Tuesday, April 16, 2013

16 apr 2013

I don't know what this is, do you?


I hang by my feet to sleep
wrapped in wings
shoulder-to-shoulder companioned
at dusk
maelstrom unfurling
our night life swoops

like swallows
at one patch of sand in the San Lorenzo River
the whirl of ashes skyward
rows of soldiers below
neverending touch-&-gos

spangled mallards in three-duck formation
scan for landing
every pass a tighter curl
they lock on target, shallow glide
into splashes & skids
the water hardly disturbed

next to Ray on the plane
the woman suffers a heart attack
(it wasn’t something he said)
Afaa’s class in Boston takes on Mother Courage
someone is always standing
at ground zero

detonated transform
body to mist
body heat to warmer air
better to dissolve completely
than remain grievously injured
bystanders spattered

in south Florida
hunters waited for spring
to target rookeries — heron, ibis, egret —
they killed the nesting pairs
for feathered hats, not hate
their families so poor they fed on gull eggs

still, even now
people ask
how can it happen here?
so placid with insular contemplation
does not equate to protection

the strong wind knocks down new-leafed branches
scatters orange petals
iris & agapanthus open in their place
the flowering maple
is not maple but Chinese lantern, Indian mallow
cousin to flannel flower

Abutilonflowering maple

helot conquered indigenous population of Spartan city-state; provided agricultural labor for Spartan landowners; only semi-free; largest population of Spartan city-state

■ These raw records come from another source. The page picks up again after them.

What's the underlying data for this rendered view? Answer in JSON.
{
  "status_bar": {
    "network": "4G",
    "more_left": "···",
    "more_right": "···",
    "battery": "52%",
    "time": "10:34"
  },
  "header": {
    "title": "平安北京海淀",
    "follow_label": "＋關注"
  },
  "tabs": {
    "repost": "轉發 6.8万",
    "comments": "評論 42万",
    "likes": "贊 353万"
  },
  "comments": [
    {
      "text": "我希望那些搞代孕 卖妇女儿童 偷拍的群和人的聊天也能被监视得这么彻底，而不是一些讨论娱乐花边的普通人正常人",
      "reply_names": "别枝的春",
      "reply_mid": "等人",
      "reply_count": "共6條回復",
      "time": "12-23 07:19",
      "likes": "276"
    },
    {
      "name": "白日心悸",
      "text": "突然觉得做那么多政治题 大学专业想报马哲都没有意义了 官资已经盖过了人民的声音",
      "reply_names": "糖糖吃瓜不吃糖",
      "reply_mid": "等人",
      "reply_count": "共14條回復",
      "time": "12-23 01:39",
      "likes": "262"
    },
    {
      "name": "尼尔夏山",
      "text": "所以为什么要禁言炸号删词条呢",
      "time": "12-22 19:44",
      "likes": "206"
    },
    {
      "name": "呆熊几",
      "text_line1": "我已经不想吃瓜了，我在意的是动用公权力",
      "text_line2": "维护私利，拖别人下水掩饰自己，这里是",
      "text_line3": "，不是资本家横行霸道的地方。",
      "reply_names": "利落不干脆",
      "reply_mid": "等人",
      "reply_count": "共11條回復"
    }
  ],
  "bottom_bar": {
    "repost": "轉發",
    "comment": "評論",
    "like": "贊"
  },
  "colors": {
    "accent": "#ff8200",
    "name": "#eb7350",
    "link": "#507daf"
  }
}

particule — esp. in French, a preposition that precedes a family name

Richard Sieburth [courtesy of New Directions]

from Richard Sieburth’s Instigations: Ezra Pound and Remy de Gourmont:

Whereas the white heat of Voltairean wit is stoked by savage indignation, Gourmont’s cooler style instead affects the bemused disdain of the aristocrat who takes a prophylactic distance from the fray. Voltaire undertakes swift sorties against the enemy; Gourmont’s Symbolist tactic is rather one of strategic retreat: “If one happens to wish for a derailment, one must speak, one must write, one must smile, one must abstain — this is crucial — from all civic life . . . One must poison Authority, slowly, playfully . . . One must remain perfectly indifferent; irony in one’s eyes, one must make one’s way through the tangle of anti-liberal laws." Though the target of Gourmont’s irony may be the same as Voltaire’s (that is, authority in all its guises), his pose on the whole rather recalls the nineteenth-century dandy’s more apolitical mode of subversion. All dandies, Baudelaire had recognized,

share the same disposition to opposition and revolt; all are representative of what is finest in human pride, this need, all too rare today, to fight and destroy triviality. Among dandies, this is what gives birth to that haughty attitude which, even in its coldness, bespeaks a caste of provocateurs. Dandyism surfaces especially during transitional periods, when democracy is not yet all-powerful and the aristocracy is only partially tottering and debased. In the turmoil of these periods, a handful of men [sic] — disinherited, disgusted, idle, but with a wealth of native energy — can conceive the project of founding a new kind of aristocracy, one which will be all the more difficult to smash because based on the most precious and most indestructible of abilities, on those heavenly gifts which neither work nor money can confer. Dandyism is the last burst of heroism in decadences.

Pound . . . agreed with Baudelaire that “the aristocracy of entail and of title has decayed, the aristocracy of commerce is decaying, the aristocracy of the arts is ready again for service.”:

There is no truce between art and the vulgo. There is a constant and irrefutable alliance between art and the oppressed. The people have never objected to obscurity in ballads. The bitterest and most poignant songs have often been written in cypher — of necessity.

1 comment:

  1. Love the poem, such gorgeous language. You didn't read my blog post, but this is a Call and Answer to it, for sure. ("Beautiful is not relevant any more")

    That mystery plant brought me to this blog: